Does your poem end where it should?

I usually talk about titles because a good title will make a poem stand out in a list of contents and could be the difference between the reader choosing to read your poem or the one on the page after yours.

However, a good ending will entice a reader to read and savour your poem again. A bad or underdeveloped ending will wreck the reader’s experience. What makes a good ending?

Have you wrapped up your poem like a ready-made kit?

If you’ve resolved every question, explained every image and tied up every loose end, your poem may feel complete but your reader will find it frustrating. What you’ve done is excluded the reader from interpreting your poem or failed to give them space to develop an emotional connection. Instead of giving your reader the kit and guide, you’ve already made-up the kit and left the reader thinking that was pretty but pointless.

Do you deliver the promise of your premise?

Poems have their own internal logic. If your poem is grounded in an urban landscape, suddenly veering off into fantasy for the final couplet will irritate. That doesn’t mean your urban landscape can’t have a surprising piece of architecture or that your poem can’t end with the narrator suddenly realising that s/he’s no longer on planet earth, but give your reader some clues earlier in the poem. Even in twist-in-the-tale stories, the clues to the twist were in the story if the reader was paying attention.

Have you over-explained?

If you cut the last two lines of your draft poem, does it still make sense? Trust the reader to understand your poem. If you feel the need to explain your ending, then your poem is not ready for publication. You can guide a reader towards the conclusion you’d like them to make, but you must allow for a reader to make a different interpretation.

Have you employed a Deus Ex Machina?

Readers feel cheated if the downtrodden hero/ine who never gambles discovers a winning lottery ticket or some wealthy relative (who hasn’t been mentioned in the story so far) turns up out of the blue or a fairy godmother waves a magic wand. Cinderella’s fairy godmother enabled her to go to the ball, but it was Cinderella herself who left her glass slipper behind so her prince could find her again.

In a poem, the narrator needs to resolve their own problem.

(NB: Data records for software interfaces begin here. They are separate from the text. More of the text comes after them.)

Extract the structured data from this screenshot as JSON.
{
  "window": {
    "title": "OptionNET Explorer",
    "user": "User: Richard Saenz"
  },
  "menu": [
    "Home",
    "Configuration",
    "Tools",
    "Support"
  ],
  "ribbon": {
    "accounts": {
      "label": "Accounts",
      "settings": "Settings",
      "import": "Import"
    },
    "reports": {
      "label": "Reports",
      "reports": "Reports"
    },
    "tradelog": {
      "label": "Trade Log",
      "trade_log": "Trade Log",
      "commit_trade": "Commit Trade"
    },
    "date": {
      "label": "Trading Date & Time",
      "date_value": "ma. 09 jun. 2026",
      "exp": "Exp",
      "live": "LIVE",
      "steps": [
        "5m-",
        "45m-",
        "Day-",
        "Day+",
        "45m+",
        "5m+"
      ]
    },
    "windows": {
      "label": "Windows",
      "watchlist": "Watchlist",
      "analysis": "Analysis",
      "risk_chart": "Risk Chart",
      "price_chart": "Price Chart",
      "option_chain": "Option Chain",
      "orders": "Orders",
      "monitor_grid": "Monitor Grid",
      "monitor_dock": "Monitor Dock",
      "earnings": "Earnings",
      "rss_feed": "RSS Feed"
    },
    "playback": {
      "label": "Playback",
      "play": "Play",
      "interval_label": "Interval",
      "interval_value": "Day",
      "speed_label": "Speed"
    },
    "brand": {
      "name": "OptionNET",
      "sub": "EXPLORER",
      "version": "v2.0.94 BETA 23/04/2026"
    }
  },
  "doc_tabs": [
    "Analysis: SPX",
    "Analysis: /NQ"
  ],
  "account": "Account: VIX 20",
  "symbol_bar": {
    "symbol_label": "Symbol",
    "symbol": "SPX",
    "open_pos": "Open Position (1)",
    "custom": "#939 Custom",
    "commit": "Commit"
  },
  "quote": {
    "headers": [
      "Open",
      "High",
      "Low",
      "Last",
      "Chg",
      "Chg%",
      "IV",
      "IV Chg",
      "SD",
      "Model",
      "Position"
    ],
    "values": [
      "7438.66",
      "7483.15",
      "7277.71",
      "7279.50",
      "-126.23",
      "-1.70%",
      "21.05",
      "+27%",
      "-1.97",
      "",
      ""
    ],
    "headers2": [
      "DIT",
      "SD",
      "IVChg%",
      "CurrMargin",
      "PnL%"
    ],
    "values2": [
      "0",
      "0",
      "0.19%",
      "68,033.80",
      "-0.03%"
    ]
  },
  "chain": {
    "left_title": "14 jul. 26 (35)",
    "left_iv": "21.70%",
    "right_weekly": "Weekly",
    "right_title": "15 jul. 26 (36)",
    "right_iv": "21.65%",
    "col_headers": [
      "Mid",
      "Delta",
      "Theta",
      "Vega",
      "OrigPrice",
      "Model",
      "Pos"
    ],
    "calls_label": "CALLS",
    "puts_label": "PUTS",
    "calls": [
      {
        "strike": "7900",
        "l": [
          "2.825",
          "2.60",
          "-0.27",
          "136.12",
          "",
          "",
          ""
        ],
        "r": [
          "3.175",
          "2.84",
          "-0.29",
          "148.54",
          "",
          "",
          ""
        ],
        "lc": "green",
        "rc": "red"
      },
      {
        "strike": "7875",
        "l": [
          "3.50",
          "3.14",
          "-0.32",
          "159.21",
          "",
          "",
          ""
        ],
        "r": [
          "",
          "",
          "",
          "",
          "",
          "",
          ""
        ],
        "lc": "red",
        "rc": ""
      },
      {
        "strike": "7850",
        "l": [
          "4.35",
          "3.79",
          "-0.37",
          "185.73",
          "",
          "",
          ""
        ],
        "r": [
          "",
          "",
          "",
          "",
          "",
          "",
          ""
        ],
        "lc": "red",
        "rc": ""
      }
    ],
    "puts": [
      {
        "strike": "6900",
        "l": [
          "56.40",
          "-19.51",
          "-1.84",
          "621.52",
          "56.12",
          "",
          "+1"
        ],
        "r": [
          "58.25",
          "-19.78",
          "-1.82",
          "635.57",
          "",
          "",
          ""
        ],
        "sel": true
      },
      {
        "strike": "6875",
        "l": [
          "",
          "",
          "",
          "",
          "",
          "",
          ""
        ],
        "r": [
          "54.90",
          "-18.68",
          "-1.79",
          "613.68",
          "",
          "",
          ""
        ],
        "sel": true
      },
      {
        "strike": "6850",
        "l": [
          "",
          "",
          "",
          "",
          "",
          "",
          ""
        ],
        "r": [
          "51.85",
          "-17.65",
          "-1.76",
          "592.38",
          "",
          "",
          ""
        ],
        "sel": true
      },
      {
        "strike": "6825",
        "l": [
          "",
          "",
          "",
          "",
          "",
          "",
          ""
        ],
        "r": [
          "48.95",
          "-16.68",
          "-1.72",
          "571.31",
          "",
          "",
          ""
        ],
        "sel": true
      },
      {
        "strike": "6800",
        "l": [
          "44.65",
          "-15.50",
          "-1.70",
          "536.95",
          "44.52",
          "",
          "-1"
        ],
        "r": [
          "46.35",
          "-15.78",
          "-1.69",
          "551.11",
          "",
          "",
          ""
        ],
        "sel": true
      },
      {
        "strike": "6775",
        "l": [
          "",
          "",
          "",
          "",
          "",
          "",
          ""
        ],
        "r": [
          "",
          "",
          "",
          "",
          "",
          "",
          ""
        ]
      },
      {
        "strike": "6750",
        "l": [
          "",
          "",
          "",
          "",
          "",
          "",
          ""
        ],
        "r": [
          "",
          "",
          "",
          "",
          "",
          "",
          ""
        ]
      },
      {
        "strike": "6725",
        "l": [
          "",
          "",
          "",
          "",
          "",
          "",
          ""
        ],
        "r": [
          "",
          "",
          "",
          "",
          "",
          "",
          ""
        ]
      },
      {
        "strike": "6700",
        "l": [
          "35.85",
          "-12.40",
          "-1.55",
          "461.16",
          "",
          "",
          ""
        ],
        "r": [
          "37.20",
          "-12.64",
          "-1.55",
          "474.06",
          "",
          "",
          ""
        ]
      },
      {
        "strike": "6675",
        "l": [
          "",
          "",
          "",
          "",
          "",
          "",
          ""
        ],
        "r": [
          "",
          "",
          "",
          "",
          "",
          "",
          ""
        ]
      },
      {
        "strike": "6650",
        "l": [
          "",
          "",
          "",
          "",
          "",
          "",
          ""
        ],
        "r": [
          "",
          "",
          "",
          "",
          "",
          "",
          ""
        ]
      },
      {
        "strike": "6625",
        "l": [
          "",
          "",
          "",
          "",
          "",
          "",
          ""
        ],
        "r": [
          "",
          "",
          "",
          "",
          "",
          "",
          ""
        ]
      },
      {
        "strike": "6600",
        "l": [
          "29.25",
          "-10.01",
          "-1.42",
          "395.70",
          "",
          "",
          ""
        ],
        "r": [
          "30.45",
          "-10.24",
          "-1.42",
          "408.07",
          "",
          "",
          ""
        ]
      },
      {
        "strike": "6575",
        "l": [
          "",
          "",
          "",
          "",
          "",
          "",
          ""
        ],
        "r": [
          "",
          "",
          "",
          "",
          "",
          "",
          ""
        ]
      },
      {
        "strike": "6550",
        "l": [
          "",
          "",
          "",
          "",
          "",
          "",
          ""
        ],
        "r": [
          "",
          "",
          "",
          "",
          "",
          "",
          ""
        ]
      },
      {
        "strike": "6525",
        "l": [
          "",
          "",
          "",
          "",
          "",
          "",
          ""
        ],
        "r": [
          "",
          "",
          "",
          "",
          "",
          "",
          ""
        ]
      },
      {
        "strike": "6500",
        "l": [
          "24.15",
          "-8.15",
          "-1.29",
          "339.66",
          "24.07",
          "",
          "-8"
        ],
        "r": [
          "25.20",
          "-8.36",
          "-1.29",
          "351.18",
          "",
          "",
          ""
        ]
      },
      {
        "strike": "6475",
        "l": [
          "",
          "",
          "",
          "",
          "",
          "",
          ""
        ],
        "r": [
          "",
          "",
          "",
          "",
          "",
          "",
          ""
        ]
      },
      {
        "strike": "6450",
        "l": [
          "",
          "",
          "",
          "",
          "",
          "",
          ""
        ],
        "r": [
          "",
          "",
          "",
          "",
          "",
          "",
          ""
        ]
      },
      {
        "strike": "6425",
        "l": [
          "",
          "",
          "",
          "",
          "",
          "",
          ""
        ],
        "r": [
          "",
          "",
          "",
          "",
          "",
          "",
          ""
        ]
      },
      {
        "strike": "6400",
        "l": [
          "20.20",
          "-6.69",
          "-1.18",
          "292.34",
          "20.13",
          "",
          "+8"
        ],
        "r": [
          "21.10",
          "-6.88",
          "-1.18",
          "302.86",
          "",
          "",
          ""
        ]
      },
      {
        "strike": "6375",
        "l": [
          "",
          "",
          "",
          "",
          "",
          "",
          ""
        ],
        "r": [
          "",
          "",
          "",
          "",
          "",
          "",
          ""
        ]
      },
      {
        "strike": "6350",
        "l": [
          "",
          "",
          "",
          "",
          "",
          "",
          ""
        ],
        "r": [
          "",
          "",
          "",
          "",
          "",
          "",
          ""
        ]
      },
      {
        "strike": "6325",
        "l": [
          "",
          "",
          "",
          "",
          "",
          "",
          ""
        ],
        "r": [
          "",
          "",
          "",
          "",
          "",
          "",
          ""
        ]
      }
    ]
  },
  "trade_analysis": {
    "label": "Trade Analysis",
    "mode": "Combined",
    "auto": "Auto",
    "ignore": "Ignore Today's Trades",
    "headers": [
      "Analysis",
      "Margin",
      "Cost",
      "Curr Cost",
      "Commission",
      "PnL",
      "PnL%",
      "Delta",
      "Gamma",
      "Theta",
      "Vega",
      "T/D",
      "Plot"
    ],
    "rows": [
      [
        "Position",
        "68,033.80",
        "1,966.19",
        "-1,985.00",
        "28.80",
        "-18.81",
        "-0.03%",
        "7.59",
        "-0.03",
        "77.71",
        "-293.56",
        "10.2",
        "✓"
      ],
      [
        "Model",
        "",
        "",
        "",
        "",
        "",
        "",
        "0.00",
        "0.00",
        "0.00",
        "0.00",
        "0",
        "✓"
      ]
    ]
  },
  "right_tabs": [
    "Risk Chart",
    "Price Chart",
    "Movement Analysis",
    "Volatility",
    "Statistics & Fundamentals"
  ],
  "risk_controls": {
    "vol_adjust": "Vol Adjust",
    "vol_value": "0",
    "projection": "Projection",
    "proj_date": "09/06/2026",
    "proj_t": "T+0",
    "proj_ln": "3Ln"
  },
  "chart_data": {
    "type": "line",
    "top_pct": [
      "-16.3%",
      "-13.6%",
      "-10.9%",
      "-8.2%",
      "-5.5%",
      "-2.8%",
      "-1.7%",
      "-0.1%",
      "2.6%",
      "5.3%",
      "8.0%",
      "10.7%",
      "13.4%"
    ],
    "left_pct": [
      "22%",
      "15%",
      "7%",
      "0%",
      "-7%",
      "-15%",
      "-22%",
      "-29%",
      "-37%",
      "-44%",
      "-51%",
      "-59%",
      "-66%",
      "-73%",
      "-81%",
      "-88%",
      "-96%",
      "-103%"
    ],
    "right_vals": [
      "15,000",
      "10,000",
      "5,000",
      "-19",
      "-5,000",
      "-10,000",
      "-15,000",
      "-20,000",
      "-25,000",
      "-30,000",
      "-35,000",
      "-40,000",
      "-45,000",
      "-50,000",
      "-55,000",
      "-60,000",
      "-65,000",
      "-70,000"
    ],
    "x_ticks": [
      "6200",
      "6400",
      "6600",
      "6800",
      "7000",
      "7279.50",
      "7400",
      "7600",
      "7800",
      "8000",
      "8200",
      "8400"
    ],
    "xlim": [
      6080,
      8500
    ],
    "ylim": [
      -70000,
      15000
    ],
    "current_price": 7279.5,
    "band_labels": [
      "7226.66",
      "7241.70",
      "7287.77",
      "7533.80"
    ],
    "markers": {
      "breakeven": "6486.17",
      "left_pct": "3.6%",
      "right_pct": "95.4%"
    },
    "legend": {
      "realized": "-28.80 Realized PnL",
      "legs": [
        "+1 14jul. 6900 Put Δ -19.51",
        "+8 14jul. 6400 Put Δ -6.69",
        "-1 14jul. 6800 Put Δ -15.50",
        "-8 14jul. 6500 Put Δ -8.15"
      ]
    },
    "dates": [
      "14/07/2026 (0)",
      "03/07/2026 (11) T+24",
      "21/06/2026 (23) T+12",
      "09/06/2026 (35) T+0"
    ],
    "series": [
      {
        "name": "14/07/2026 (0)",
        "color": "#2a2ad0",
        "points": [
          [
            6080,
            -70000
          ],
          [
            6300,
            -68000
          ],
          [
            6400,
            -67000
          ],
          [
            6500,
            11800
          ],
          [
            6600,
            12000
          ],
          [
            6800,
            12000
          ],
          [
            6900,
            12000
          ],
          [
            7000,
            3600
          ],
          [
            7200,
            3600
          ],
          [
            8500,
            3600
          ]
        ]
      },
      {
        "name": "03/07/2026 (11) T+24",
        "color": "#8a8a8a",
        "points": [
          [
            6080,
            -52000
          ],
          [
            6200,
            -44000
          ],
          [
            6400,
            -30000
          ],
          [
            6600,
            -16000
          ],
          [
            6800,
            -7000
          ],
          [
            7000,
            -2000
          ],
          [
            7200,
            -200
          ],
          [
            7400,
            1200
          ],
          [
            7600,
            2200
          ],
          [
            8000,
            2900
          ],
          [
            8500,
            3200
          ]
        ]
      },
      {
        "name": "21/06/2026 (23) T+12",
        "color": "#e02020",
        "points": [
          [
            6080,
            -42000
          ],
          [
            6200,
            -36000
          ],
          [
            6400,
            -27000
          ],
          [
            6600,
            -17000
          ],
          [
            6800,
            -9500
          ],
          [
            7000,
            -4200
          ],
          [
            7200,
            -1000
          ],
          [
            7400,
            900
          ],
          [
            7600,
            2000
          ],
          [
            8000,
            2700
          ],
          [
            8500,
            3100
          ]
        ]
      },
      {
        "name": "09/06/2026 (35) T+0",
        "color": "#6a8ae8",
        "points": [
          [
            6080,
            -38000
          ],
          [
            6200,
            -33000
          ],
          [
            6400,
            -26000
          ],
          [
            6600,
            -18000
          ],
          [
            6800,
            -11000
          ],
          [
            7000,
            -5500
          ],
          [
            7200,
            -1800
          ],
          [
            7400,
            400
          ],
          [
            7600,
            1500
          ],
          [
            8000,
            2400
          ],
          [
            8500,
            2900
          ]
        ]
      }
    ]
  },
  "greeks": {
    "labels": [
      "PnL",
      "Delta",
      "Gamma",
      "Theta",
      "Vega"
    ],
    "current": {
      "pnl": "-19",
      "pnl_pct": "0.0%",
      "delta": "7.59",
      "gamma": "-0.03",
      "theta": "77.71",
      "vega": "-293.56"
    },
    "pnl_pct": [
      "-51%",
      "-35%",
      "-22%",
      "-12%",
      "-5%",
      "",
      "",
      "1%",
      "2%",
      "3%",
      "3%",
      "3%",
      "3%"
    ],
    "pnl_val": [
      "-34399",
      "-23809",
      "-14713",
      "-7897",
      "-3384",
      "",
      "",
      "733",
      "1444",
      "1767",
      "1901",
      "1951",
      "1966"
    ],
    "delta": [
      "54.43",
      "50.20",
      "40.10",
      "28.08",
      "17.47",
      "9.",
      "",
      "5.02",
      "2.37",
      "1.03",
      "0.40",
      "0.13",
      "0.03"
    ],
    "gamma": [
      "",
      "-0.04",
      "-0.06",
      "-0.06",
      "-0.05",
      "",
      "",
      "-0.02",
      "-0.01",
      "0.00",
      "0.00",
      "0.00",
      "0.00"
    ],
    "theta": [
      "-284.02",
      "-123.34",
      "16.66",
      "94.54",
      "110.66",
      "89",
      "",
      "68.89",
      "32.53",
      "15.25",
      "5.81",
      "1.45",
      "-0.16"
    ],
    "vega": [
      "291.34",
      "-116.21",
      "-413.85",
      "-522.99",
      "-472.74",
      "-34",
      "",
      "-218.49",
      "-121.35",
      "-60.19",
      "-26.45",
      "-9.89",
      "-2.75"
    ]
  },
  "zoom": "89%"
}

Is the form dictating your poem?

In an early draft, your poem might have looked like a sonnet but, if you’re struggling with the ending, it might be better to release it from a sonnet’s straitjacket.